Report each line of the data that has "screenshot" somewhere in it.
━━━ Exercise material ━━━
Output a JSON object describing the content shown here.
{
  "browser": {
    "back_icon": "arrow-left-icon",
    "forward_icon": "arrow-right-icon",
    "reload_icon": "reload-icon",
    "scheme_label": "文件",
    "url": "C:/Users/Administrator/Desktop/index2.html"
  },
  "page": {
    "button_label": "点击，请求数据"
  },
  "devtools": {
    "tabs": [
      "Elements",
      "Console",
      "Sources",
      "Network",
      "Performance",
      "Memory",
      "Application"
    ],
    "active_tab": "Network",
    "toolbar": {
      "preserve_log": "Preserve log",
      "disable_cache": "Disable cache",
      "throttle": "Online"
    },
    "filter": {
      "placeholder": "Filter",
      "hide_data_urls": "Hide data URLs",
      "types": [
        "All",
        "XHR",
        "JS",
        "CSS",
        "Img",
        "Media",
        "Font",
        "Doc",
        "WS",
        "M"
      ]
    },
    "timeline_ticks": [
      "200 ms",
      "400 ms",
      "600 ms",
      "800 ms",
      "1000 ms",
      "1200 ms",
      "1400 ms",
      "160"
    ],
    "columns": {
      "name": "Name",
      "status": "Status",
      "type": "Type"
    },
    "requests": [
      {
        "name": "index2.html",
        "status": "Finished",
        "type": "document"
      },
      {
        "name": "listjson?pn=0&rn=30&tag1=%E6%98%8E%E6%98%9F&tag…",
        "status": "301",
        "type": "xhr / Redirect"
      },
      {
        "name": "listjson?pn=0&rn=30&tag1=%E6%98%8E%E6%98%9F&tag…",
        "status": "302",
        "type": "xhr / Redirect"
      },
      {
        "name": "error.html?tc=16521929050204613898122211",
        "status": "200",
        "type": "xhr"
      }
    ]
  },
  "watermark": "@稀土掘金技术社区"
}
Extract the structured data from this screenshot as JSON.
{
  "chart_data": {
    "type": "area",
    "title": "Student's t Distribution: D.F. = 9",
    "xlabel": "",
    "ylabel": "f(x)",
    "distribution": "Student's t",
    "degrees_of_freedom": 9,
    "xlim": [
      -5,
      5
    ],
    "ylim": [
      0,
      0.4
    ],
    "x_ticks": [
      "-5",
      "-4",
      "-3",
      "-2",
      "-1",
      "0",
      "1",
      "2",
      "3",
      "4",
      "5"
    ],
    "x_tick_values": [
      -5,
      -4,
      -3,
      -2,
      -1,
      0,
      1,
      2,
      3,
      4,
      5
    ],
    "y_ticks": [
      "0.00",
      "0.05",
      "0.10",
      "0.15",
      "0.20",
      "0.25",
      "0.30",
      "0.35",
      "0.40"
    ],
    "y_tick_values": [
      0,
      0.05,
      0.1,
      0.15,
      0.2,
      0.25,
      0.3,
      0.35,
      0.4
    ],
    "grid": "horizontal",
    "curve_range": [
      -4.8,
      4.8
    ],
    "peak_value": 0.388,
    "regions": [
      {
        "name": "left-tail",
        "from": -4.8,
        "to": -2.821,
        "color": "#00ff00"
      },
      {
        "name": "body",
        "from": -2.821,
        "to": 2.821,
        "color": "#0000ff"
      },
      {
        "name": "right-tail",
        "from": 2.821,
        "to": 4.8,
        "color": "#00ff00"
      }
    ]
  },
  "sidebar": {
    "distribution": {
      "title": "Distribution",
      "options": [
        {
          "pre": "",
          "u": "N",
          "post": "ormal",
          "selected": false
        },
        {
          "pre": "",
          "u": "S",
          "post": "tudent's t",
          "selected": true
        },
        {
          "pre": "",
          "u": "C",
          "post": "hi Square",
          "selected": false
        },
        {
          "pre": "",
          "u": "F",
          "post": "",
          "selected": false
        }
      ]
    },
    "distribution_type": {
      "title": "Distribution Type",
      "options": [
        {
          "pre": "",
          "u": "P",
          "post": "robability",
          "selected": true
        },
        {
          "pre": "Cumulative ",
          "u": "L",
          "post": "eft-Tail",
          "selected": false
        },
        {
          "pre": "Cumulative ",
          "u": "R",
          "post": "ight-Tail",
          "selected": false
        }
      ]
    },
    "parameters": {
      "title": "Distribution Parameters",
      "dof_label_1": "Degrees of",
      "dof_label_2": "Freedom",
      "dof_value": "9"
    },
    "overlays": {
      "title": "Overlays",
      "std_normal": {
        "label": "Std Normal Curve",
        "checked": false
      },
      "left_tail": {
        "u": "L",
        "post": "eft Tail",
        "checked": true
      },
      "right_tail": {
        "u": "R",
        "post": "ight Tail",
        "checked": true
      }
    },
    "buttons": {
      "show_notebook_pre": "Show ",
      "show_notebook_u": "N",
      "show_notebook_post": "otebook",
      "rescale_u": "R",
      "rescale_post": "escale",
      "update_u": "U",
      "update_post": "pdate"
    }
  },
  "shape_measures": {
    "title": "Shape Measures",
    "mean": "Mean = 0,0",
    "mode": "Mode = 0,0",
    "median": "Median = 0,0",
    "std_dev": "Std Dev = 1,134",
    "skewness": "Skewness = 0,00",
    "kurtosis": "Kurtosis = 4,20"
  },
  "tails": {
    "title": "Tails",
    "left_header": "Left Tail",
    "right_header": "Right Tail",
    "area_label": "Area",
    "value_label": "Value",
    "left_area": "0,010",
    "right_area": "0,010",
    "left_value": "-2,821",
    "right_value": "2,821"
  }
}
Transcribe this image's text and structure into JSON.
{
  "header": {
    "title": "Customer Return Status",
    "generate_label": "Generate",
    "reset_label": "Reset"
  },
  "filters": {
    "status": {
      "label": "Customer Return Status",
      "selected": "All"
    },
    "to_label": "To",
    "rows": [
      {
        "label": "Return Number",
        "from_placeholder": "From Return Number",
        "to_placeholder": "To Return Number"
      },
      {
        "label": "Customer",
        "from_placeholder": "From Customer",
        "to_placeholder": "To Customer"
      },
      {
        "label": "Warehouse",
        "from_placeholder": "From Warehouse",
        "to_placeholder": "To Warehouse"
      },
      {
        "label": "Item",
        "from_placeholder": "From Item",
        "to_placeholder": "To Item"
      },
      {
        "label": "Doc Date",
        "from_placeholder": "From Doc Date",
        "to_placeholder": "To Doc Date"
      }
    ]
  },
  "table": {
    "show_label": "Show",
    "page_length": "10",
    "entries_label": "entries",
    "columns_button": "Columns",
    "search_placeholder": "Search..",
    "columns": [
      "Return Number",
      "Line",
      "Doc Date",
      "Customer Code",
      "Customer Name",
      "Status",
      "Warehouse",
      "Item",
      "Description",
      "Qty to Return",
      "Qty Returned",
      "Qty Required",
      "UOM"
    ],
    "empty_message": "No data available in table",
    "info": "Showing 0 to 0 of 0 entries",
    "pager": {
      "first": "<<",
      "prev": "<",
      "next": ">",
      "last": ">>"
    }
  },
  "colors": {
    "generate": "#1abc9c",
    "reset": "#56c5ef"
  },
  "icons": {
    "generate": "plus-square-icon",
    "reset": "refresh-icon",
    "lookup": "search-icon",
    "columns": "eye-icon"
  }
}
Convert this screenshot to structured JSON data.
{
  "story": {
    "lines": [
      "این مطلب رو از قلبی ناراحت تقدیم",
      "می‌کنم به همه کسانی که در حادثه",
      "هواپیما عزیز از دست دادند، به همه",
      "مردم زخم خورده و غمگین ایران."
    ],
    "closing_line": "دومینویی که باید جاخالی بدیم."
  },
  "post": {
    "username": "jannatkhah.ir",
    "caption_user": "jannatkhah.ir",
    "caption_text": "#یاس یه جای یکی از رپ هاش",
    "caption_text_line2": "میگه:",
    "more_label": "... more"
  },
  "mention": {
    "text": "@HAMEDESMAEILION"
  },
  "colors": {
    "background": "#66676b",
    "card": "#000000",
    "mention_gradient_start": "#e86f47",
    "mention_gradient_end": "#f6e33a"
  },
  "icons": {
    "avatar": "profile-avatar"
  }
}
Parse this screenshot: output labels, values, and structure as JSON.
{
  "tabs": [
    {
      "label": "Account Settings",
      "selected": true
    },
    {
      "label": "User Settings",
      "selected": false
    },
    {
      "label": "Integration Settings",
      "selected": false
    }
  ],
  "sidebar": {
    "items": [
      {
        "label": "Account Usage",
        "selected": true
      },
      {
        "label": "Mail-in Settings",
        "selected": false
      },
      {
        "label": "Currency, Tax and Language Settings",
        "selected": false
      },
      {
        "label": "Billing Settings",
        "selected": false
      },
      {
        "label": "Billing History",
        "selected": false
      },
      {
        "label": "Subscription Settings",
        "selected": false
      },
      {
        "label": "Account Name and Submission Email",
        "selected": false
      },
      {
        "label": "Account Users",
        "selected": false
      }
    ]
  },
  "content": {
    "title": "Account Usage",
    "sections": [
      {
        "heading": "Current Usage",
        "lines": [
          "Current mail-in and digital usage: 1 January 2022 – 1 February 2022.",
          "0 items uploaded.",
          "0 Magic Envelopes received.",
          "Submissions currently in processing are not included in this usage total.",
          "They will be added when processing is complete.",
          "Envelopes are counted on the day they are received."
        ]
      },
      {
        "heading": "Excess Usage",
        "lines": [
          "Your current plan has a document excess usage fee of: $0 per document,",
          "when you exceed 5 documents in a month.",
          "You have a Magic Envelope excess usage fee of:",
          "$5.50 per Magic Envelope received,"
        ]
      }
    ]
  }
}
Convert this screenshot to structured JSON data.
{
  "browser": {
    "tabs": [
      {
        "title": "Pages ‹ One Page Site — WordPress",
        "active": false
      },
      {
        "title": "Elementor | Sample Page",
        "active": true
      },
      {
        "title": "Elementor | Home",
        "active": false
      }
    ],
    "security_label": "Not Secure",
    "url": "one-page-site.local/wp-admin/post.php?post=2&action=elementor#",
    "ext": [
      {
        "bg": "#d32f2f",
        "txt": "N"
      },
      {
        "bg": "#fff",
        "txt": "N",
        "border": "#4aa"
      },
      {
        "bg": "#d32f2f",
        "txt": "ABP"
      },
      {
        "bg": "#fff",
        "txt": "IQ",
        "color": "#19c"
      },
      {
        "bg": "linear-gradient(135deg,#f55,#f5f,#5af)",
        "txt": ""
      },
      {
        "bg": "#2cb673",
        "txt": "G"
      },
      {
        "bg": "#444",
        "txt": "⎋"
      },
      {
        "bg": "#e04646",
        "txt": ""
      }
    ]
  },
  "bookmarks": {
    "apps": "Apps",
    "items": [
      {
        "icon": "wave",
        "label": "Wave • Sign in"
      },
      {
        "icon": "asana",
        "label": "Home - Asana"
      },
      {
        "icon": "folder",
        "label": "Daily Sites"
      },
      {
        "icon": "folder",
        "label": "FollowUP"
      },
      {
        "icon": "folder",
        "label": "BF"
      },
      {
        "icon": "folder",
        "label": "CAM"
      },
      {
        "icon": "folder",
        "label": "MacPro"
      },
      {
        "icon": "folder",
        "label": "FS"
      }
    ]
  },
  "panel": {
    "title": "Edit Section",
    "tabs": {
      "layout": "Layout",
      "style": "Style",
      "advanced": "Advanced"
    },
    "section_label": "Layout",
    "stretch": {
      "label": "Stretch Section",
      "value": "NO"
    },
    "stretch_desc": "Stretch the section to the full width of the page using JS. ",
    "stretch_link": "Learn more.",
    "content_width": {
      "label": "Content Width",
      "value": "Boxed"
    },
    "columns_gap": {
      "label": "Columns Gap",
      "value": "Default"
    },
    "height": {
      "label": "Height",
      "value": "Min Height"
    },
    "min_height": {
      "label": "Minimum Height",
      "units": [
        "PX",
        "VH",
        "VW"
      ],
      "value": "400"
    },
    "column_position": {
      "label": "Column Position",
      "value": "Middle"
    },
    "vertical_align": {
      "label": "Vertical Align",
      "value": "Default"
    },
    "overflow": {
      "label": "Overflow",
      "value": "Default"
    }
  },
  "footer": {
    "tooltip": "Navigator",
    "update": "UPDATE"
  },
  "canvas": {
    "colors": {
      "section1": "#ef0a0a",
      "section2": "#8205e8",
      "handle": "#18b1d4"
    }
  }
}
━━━
Task output ::
Extract the structured data from this screenshot as JSON.
Convert this screenshot to structured JSON data.
Parse this screenshot: output labels, values, and structure as JSON.
Convert this screenshot to structured JSON data.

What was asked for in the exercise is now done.